After the second album I knew I wanted to get round to recording some songs I’d penned a few years ago. There’s seven of those on the album and four relatively recent compositions. I didn’t mind this album being a bit less sonically diverse than the previous one, but it still has a good amount of the trademark Zen Juddhism variety, and all in 432Hz tuning.
What was the recording process like?
It was fairly straightforward which was good. There was a bit of a spanner in the works when the producer working on this, Will Davies, was hospitalised with injuries from being shockingly assaulted while out in Winchester of all places. Thankfully he avoided any serious harm and recovered well enough to get back into the studio not too many weeks after.
What was the biggest learning curve in writing the album?
I don’t think I learned anything which is just how I roll. Joking aside, I found again it’s important to not be flippant with making a demo. Also, “Love Will Save The Day” was initially my entry to be the UK’s Eurovision entry a few years back, so that was interesting to have to make a song you’d imagine being likeable by many and fitting under 3 minutes, as was the rule at the time.
Would you change anything now it’s finished?
Not really. In hindsight I can think of a few tweaks maybe in some of the post production/mixing in bits of a few tracks. But I’m happy with how it turned out.
What are your plans for the year ahead?
Aiming to play some more gigs and release a few music videos.
Is there anything else you would like to share with the world?
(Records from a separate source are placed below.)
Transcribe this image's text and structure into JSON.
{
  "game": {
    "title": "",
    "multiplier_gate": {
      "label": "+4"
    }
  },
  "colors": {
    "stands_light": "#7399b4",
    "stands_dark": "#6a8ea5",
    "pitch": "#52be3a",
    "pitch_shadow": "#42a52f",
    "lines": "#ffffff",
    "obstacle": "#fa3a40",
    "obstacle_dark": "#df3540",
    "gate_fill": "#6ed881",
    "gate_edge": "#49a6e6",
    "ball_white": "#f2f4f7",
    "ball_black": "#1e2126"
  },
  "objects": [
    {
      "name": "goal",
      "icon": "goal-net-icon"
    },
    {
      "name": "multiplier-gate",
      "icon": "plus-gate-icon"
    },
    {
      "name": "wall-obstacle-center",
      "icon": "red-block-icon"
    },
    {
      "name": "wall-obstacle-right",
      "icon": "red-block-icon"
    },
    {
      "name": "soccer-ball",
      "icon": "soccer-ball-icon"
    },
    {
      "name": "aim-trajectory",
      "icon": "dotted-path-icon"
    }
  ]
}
Yes. Help out the unsigned bands/artists you like by buying merch, physical music or downloads (in that order of preference). Streaming gives next to nothing back to artists. If you don’t have a lot of money, sharing videos/links/posts and liking posts is free and still helps.